Brain Signals of Desire
June 22, 2017 10:00 AM
Much of the excitement that surrounds the field of consumer neuroscience stems from the notion that measures of brain activity may provide more reliable indices of actual “purchase intent” than those which can be obtained by recording consumers’ conscious articulated statements. Researchers utilizing different methodological approaches (e.g. EEG and fMRI) have identified brain signals that to some degree deliver on that promise. For example, over the last 20 years a large body of work has demonstrated that EEG indices of relatively greater left-hemisphere pre-frontal activation can be associated with approach motivation, or being drawn towards a stimulus, whereas relatively greater right hemisphere activation can be associated with avoidance or the withdrawal of engagement with a stimulus.

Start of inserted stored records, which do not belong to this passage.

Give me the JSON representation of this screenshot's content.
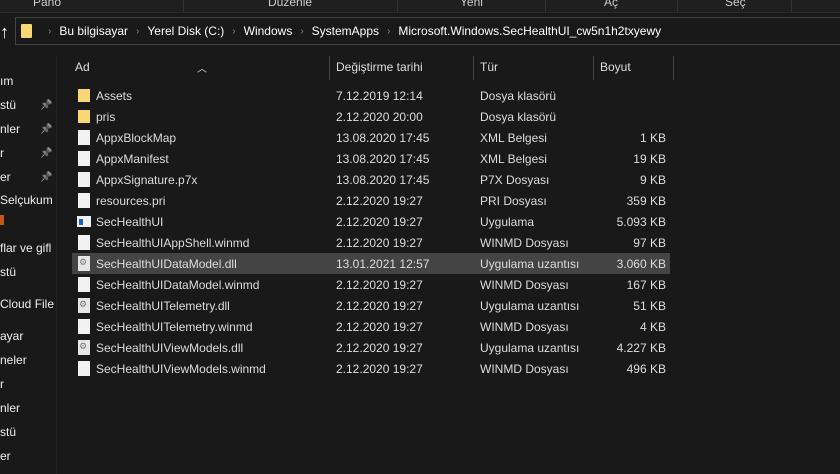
{
  "ribbon": [
    "Pano",
    "Düzenle",
    "Yeni",
    "Aç",
    "Seç"
  ],
  "breadcrumb": [
    "Bu bilgisayar",
    "Yerel Disk (C:)",
    "Windows",
    "SystemApps",
    "Microsoft.Windows.SecHealthUI_cw5n1h2txyewy"
  ],
  "sidebar": [
    "ım",
    "stü",
    "nler",
    "r",
    "er",
    "Selçukum",
    "flar ve gifl",
    "stü",
    "Cloud File",
    "ayar",
    "neler",
    "r",
    "nler",
    "stü",
    "er"
  ],
  "columns": [
    "Ad",
    "Değiştirme tarihi",
    "Tür",
    "Boyut"
  ],
  "files": [
    {
      "name": "Assets",
      "date": "7.12.2019 12:14",
      "type": "Dosya klasörü",
      "size": "",
      "icon": "folder"
    },
    {
      "name": "pris",
      "date": "2.12.2020 20:00",
      "type": "Dosya klasörü",
      "size": "",
      "icon": "folder"
    },
    {
      "name": "AppxBlockMap",
      "date": "13.08.2020 17:45",
      "type": "XML Belgesi",
      "size": "1 KB",
      "icon": "file"
    },
    {
      "name": "AppxManifest",
      "date": "13.08.2020 17:45",
      "type": "XML Belgesi",
      "size": "19 KB",
      "icon": "file"
    },
    {
      "name": "AppxSignature.p7x",
      "date": "13.08.2020 17:45",
      "type": "P7X Dosyası",
      "size": "9 KB",
      "icon": "file"
    },
    {
      "name": "resources.pri",
      "date": "2.12.2020 19:27",
      "type": "PRI Dosyası",
      "size": "359 KB",
      "icon": "file"
    },
    {
      "name": "SecHealthUI",
      "date": "2.12.2020 19:27",
      "type": "Uygulama",
      "size": "5.093 KB",
      "icon": "app"
    },
    {
      "name": "SecHealthUIAppShell.winmd",
      "date": "2.12.2020 19:27",
      "type": "WINMD Dosyası",
      "size": "97 KB",
      "icon": "file"
    },
    {
      "name": "SecHealthUIDataModel.dll",
      "date": "13.01.2021 12:57",
      "type": "Uygulama uzantısı",
      "size": "3.060 KB",
      "icon": "dll",
      "selected": true
    },
    {
      "name": "SecHealthUIDataModel.winmd",
      "date": "2.12.2020 19:27",
      "type": "WINMD Dosyası",
      "size": "167 KB",
      "icon": "file"
    },
    {
      "name": "SecHealthUITelemetry.dll",
      "date": "2.12.2020 19:27",
      "type": "Uygulama uzantısı",
      "size": "51 KB",
      "icon": "dll"
    },
    {
      "name": "SecHealthUITelemetry.winmd",
      "date": "2.12.2020 19:27",
      "type": "WINMD Dosyası",
      "size": "4 KB",
      "icon": "file"
    },
    {
      "name": "SecHealthUIViewModels.dll",
      "date": "2.12.2020 19:27",
      "type": "Uygulama uzantısı",
      "size": "4.227 KB",
      "icon": "dll"
    },
    {
      "name": "SecHealthUIViewModels.winmd",
      "date": "2.12.2020 19:27",
      "type": "WINMD Dosyası",
      "size": "496 KB",
      "icon": "file"
    }
  ]
}
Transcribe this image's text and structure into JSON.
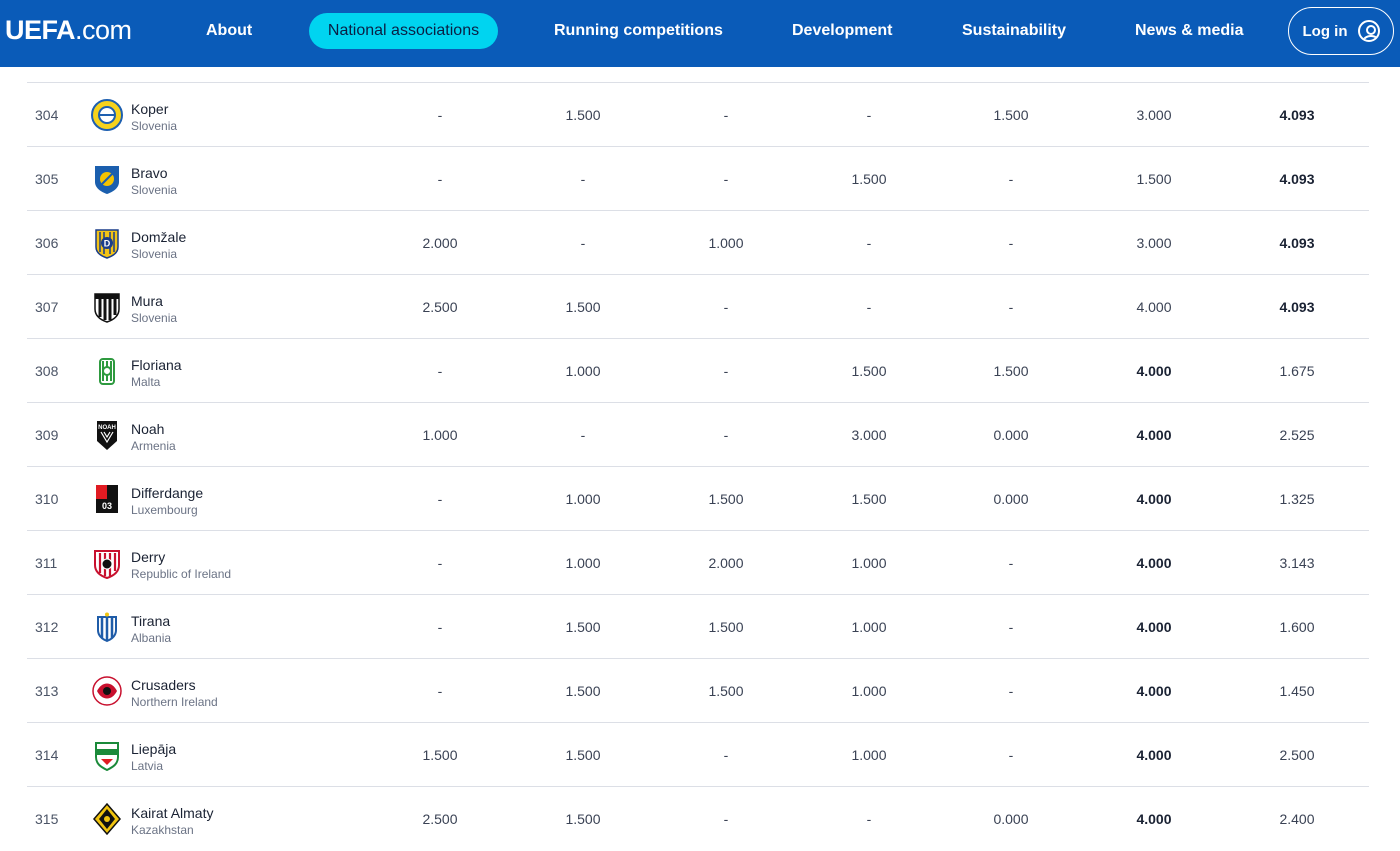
{
  "header": {
    "logo_bold": "UEFA",
    "logo_light": ".com",
    "nav": [
      "About",
      "National associations",
      "Running competitions",
      "Development",
      "Sustainability",
      "News & media"
    ],
    "active_nav": "National associations",
    "login_label": "Log in",
    "colors": {
      "bar": "#0a5bb8",
      "active_pill": "#00d4f0"
    }
  },
  "rows": [
    {
      "rank": "304",
      "club": "Koper",
      "country": "Slovenia",
      "crest": "koper-crest-icon",
      "v": [
        "-",
        "1.500",
        "-",
        "-",
        "1.500",
        "3.000",
        "4.093"
      ],
      "bold_col": 6
    },
    {
      "rank": "305",
      "club": "Bravo",
      "country": "Slovenia",
      "crest": "bravo-crest-icon",
      "v": [
        "-",
        "-",
        "-",
        "1.500",
        "-",
        "1.500",
        "4.093"
      ],
      "bold_col": 6
    },
    {
      "rank": "306",
      "club": "Domžale",
      "country": "Slovenia",
      "crest": "domzale-crest-icon",
      "v": [
        "2.000",
        "-",
        "1.000",
        "-",
        "-",
        "3.000",
        "4.093"
      ],
      "bold_col": 6
    },
    {
      "rank": "307",
      "club": "Mura",
      "country": "Slovenia",
      "crest": "mura-crest-icon",
      "v": [
        "2.500",
        "1.500",
        "-",
        "-",
        "-",
        "4.000",
        "4.093"
      ],
      "bold_col": 6
    },
    {
      "rank": "308",
      "club": "Floriana",
      "country": "Malta",
      "crest": "floriana-crest-icon",
      "v": [
        "-",
        "1.000",
        "-",
        "1.500",
        "1.500",
        "4.000",
        "1.675"
      ],
      "bold_col": 5
    },
    {
      "rank": "309",
      "club": "Noah",
      "country": "Armenia",
      "crest": "noah-crest-icon",
      "v": [
        "1.000",
        "-",
        "-",
        "3.000",
        "0.000",
        "4.000",
        "2.525"
      ],
      "bold_col": 5
    },
    {
      "rank": "310",
      "club": "Differdange",
      "country": "Luxembourg",
      "crest": "differdange-crest-icon",
      "v": [
        "-",
        "1.000",
        "1.500",
        "1.500",
        "0.000",
        "4.000",
        "1.325"
      ],
      "bold_col": 5
    },
    {
      "rank": "311",
      "club": "Derry",
      "country": "Republic of Ireland",
      "crest": "derry-crest-icon",
      "v": [
        "-",
        "1.000",
        "2.000",
        "1.000",
        "-",
        "4.000",
        "3.143"
      ],
      "bold_col": 5
    },
    {
      "rank": "312",
      "club": "Tirana",
      "country": "Albania",
      "crest": "tirana-crest-icon",
      "v": [
        "-",
        "1.500",
        "1.500",
        "1.000",
        "-",
        "4.000",
        "1.600"
      ],
      "bold_col": 5
    },
    {
      "rank": "313",
      "club": "Crusaders",
      "country": "Northern Ireland",
      "crest": "crusaders-crest-icon",
      "v": [
        "-",
        "1.500",
        "1.500",
        "1.000",
        "-",
        "4.000",
        "1.450"
      ],
      "bold_col": 5
    },
    {
      "rank": "314",
      "club": "Liepāja",
      "country": "Latvia",
      "crest": "liepaja-crest-icon",
      "v": [
        "1.500",
        "1.500",
        "-",
        "1.000",
        "-",
        "4.000",
        "2.500"
      ],
      "bold_col": 5
    },
    {
      "rank": "315",
      "club": "Kairat Almaty",
      "country": "Kazakhstan",
      "crest": "kairat-crest-icon",
      "v": [
        "2.500",
        "1.500",
        "-",
        "-",
        "0.000",
        "4.000",
        "2.400"
      ],
      "bold_col": 5
    }
  ]
}
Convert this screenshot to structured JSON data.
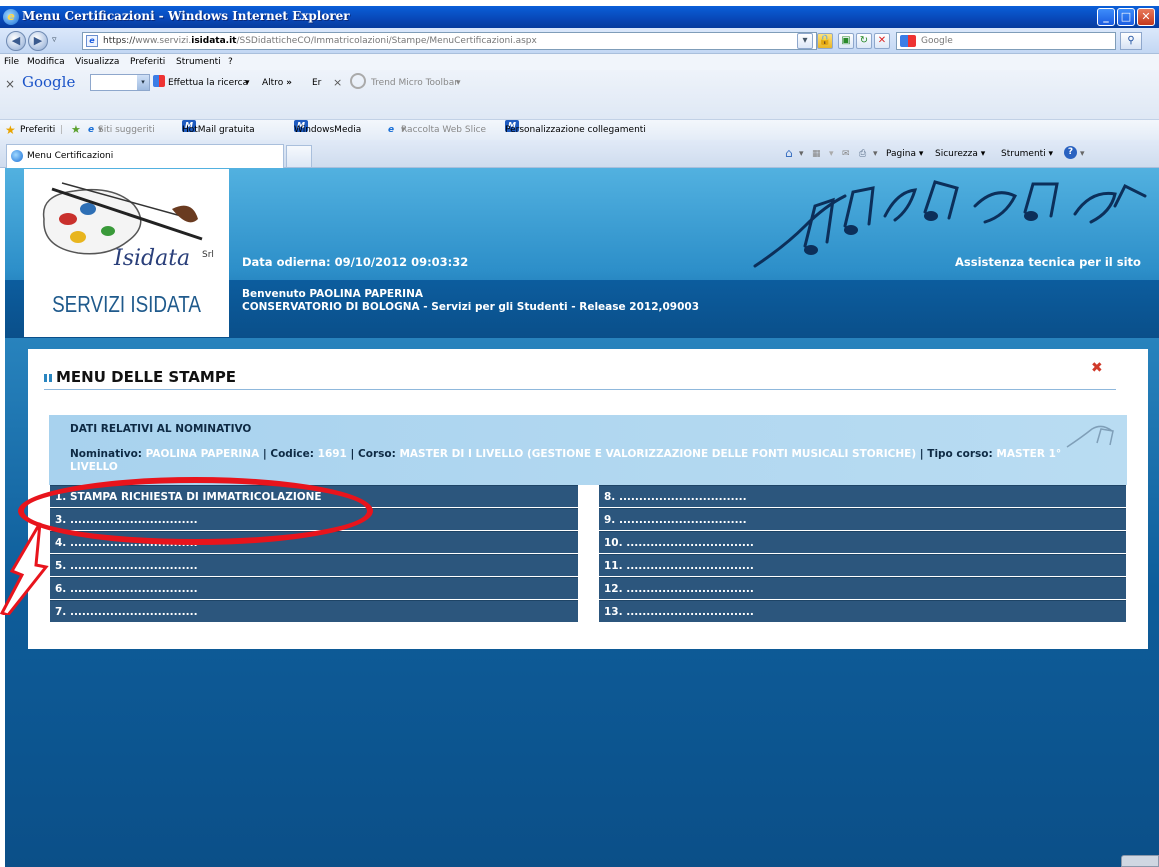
{
  "window": {
    "title": "Menu Certificazioni - Windows Internet Explorer"
  },
  "address": {
    "url_scheme": "https://",
    "url_pre": "www.servizi.",
    "url_domain": "isidata.it",
    "url_path": "/SSDidatticheCO/Immatricolazioni/Stampe/MenuCertificazioni.aspx",
    "search_placeholder": "Google"
  },
  "menubar": [
    "File",
    "Modifica",
    "Visualizza",
    "Preferiti",
    "Strumenti",
    "?"
  ],
  "google_toolbar": {
    "logo": "Google",
    "search_button": "Effettua la ricerca",
    "more": "Altro",
    "er": "Er",
    "trend": "Trend Micro Toolbar"
  },
  "favorites": {
    "preferiti": "Preferiti",
    "siti": "Siti suggeriti",
    "hotmail": "HotMail gratuita",
    "windowsmedia": "WindowsMedia",
    "webslice": "Raccolta Web Slice",
    "personalizza": "Personalizzazione collegamenti"
  },
  "tabs": {
    "active": "Menu Certificazioni",
    "commands": [
      "Pagina",
      "Sicurezza",
      "Strumenti"
    ]
  },
  "header": {
    "logo_brand": "Isidata",
    "logo_srl": "Srl",
    "logo_text": "SERVIZI ISIDATA",
    "date": "Data odierna: 09/10/2012 09:03:32",
    "assist": "Assistenza tecnica per il sito",
    "welcome": "Benvenuto PAOLINA PAPERINA",
    "institution": "CONSERVATORIO DI BOLOGNA - Servizi per gli Studenti - Release 2012,09003"
  },
  "panel": {
    "title": "MENU DELLE STAMPE",
    "info_title": "DATI RELATIVI AL NOMINATIVO",
    "nominativo_label": "Nominativo:",
    "nominativo_value": "PAOLINA PAPERINA",
    "codice_label": "Codice:",
    "codice_value": "1691",
    "corso_label": "Corso:",
    "corso_value": "MASTER DI I LIVELLO (GESTIONE E VALORIZZAZIONE DELLE FONTI MUSICALI STORICHE)",
    "tipo_label": "Tipo corso:",
    "tipo_value": "MASTER 1° LIVELLO"
  },
  "menu_left": [
    "1. STAMPA RICHIESTA DI IMMATRICOLAZIONE",
    "3. ................................",
    "4. ................................",
    "5. ................................",
    "6. ................................",
    "7. ................................"
  ],
  "menu_right": [
    "8. ................................",
    "9. ................................",
    "10. ................................",
    "11. ................................",
    "12. ................................",
    "13. ................................"
  ],
  "colors": {
    "row_bg": "#2c567d",
    "info_bg": "#a8d2ee",
    "annotation": "#e8141c",
    "header_blue": "#2d8fc9"
  }
}
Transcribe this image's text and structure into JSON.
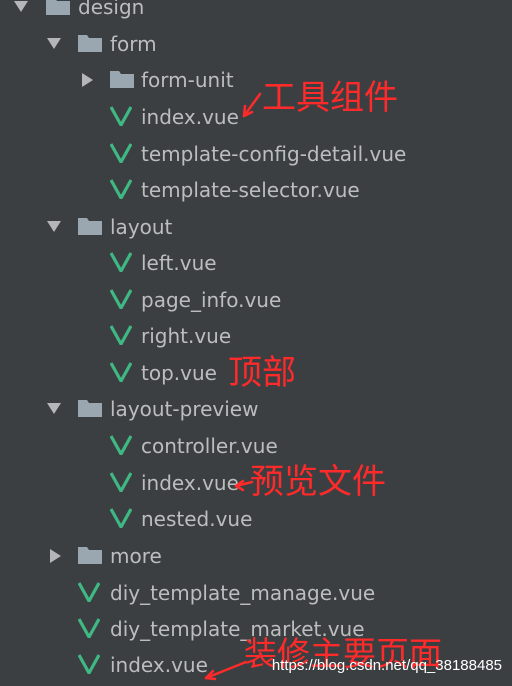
{
  "colors": {
    "background": "#3c3f41",
    "text": "#bbbdbe",
    "folder": "#9aa7b0",
    "vue_icon": "#3fb884",
    "annotation": "#ff2a2a"
  },
  "tree": {
    "design": {
      "name": "design",
      "icon": "folder-icon"
    },
    "form": {
      "name": "form",
      "icon": "folder-icon"
    },
    "form_unit": {
      "name": "form-unit",
      "icon": "folder-icon"
    },
    "form_index": {
      "name": "index.vue",
      "icon": "vue-icon"
    },
    "template_config_detail": {
      "name": "template-config-detail.vue",
      "icon": "vue-icon"
    },
    "template_selector": {
      "name": "template-selector.vue",
      "icon": "vue-icon"
    },
    "layout": {
      "name": "layout",
      "icon": "folder-icon"
    },
    "left": {
      "name": "left.vue",
      "icon": "vue-icon"
    },
    "page_info": {
      "name": "page_info.vue",
      "icon": "vue-icon"
    },
    "right": {
      "name": "right.vue",
      "icon": "vue-icon"
    },
    "top": {
      "name": "top.vue",
      "icon": "vue-icon"
    },
    "layout_preview": {
      "name": "layout-preview",
      "icon": "folder-icon"
    },
    "controller": {
      "name": "controller.vue",
      "icon": "vue-icon"
    },
    "preview_index": {
      "name": "index.vue",
      "icon": "vue-icon"
    },
    "nested": {
      "name": "nested.vue",
      "icon": "vue-icon"
    },
    "more": {
      "name": "more",
      "icon": "folder-icon"
    },
    "diy_template_manage": {
      "name": "diy_template_manage.vue",
      "icon": "vue-icon"
    },
    "diy_template_market": {
      "name": "diy_template_market.vue",
      "icon": "vue-icon"
    },
    "root_index": {
      "name": "index.vue",
      "icon": "vue-icon"
    }
  },
  "annotations": {
    "tool_component": "工具组件",
    "top_part": "顶部",
    "preview_file": "预览文件",
    "main_page": "装修主要页面"
  },
  "watermark": "https://blog.csdn.net/qq_38188485"
}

In this talk, Michael E. Smith, Vice President, Nielsen Consumer Neuroscience, will show scientific evidence from such approaches suggest that
both types of signals simply reflect different aspects of a common distributed
neural network underlying consumer decision making.
- Understanding of brain measures as indices of purchase intent
- Deeper insights in the possibility to predict consumers' purchase intent
- Applications in the field of shopper marketing
See full agenda »